High Performance Scientific Computing with C [Video]

More Information
Learn
  • Use the C programming language to write numerical code
  • Get to know Core algorithms used in scientific computing
  • See how CPU design limits program performance
  • Control the speed and accuracy of your programs 
  • Know the limitations of inaccuracy and performance and tradeoffs between them
  • Use modern parallel architectures, distributed systems, and GPGPU accelerators to speed up your programs
  • Optimize and extend your code to use multiple cores with OpenMP and across multiple networked machines using MPI
About

In this course, you’ll learn to develop scientific and numerical programs that solve problems. It’s ideal for scientists, engineers, and programmers who need to model mathematical or physical systems. You’ll get a core toolkit of algorithms that can be used in a wide variety of applications, using the low-level capabilities of the C programming language.

The close-to-the-metal approach means you’ll learn to optimize our programs to get the absolute best performance that our hardware can provide. You’ll see how the design of algorithms affects their performance and accuracy, the tools that can be used to optimize your code and develop your intuition about numerical problems. Finally, you’ll examine the growing array of parallel solutions that enable you to take advantage of multi-core CPUs, distributed compute clusters and GPU accelerators.

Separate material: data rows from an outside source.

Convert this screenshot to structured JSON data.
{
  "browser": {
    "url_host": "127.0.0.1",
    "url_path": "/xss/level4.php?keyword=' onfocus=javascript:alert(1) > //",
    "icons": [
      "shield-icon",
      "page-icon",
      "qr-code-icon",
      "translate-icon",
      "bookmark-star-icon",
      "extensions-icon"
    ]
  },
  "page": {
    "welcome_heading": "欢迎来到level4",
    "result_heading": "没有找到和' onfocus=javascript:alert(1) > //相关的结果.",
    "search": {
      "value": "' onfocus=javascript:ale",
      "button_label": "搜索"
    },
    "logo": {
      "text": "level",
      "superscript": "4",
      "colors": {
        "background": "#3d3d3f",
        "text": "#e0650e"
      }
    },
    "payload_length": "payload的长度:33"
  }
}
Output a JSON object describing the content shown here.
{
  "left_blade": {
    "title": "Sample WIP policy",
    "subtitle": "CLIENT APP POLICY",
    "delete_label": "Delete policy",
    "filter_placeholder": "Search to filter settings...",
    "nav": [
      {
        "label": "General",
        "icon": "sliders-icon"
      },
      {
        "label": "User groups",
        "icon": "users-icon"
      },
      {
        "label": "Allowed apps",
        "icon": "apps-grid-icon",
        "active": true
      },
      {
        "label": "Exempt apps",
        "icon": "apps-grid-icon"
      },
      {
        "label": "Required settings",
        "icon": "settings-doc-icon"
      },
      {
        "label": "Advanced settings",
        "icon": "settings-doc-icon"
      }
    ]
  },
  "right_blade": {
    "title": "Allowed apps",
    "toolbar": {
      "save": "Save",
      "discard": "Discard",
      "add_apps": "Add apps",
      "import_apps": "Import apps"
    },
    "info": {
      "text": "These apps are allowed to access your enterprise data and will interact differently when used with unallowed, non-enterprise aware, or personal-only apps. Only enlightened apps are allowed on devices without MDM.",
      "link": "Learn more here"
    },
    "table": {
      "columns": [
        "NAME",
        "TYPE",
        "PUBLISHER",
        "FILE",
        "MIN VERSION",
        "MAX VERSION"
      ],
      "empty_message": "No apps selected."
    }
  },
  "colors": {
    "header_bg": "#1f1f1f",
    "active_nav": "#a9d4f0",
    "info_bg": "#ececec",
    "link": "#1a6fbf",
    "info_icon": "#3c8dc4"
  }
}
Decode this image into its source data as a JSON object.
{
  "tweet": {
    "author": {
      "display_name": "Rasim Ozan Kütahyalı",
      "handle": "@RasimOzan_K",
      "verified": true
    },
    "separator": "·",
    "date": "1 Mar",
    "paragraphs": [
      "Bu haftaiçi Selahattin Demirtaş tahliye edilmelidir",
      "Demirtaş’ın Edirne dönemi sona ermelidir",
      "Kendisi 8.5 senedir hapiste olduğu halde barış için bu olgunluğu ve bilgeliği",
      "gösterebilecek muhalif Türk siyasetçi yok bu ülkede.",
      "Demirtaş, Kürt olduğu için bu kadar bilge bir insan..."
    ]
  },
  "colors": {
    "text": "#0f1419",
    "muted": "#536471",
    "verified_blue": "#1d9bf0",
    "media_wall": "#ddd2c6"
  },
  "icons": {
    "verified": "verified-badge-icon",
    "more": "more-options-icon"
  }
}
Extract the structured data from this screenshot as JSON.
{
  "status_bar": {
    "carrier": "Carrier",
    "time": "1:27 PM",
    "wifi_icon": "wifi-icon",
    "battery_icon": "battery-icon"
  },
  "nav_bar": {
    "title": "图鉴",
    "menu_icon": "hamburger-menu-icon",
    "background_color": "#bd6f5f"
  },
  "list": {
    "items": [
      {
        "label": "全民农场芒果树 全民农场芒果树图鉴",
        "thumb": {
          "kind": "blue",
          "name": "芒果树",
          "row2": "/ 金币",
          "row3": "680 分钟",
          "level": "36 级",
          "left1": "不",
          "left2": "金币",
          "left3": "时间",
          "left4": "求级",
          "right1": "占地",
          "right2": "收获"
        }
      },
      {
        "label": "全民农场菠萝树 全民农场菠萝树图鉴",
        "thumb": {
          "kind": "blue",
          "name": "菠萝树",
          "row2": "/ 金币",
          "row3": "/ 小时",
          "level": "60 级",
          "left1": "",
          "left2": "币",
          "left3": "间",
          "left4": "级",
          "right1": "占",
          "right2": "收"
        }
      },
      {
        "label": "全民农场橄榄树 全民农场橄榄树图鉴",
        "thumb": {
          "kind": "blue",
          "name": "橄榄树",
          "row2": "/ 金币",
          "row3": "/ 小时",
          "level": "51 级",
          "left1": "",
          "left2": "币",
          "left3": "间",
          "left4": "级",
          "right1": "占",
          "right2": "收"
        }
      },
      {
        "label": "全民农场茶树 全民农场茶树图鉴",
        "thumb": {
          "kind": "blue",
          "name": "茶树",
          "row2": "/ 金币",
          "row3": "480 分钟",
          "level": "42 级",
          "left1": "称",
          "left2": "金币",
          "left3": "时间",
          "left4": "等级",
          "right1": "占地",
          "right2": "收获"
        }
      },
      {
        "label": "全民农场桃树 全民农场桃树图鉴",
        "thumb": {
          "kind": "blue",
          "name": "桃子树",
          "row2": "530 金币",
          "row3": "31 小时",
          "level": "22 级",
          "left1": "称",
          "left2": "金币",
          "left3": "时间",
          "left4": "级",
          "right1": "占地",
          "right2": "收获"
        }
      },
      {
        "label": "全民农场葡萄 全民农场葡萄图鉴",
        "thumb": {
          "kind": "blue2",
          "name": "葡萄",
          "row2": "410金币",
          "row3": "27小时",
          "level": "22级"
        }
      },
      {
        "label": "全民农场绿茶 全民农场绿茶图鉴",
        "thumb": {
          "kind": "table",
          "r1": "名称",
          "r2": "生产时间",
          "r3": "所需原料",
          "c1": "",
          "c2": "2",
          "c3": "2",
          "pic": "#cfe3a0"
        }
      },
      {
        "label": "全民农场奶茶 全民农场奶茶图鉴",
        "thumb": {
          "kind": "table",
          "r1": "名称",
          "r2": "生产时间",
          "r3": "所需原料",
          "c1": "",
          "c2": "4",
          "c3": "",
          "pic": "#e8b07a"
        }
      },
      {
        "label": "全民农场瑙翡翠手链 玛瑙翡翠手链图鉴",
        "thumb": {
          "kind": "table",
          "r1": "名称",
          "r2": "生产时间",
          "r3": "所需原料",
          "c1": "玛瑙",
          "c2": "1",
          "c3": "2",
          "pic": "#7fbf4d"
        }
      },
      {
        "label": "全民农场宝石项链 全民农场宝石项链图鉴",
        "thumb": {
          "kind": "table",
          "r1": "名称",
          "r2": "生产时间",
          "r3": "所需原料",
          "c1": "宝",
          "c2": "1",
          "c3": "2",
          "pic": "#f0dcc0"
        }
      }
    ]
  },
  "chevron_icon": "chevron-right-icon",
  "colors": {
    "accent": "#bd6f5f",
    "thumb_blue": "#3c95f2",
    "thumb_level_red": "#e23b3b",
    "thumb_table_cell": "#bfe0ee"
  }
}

By the end of this course, you’ll know how to write fast, accurate code that can run on many different platforms and solve many different scientific problems.

The code bundle for this video course is available at- https://github.com/PacktPublishing/High-Performance-Scientific-Computing-With-C

Style and Approach

A hands-on step-by-step approach that will take you through the important concepts of scientific and numerical computing with C.

Features
  • Practical examples to understand scientific and mathematical coding in C
  • Get basic, general programming knowledge of the tools and techniques needed to write scientific codes from scratch
  • Explore key concepts of how numerical algorithms work and their optimization using parallel architectures, distributed systems, and GPGPU accelerators
Course Length 2 hours 16 minutes
ISBN 9781789137842
Date Of Publication 19 Aug 2018

Authors

Benjamin Walter Keller

Benjamin Walter Keller is currently a PhD candidate at McMaster University and gained his BSc in physics with a minor in computer science from the University of Calgary in 2011. His current research involves numerical modeling of galaxy evolution over cosmological timescales. As an undergraduate at the U of C, he worked on stacking radio polarization to examine faint extragalactic sources. He also worked in the POSSUM Working Group 2 to determine the requirements for stacking applications for the Australian SKA Pathfinder (ASKAP) radio telescope. He is particularly interested in questions involving stellar feedback (supernovae, stellar winds, and so on) and its impact on galaxies and their surrounding intergalactic medium.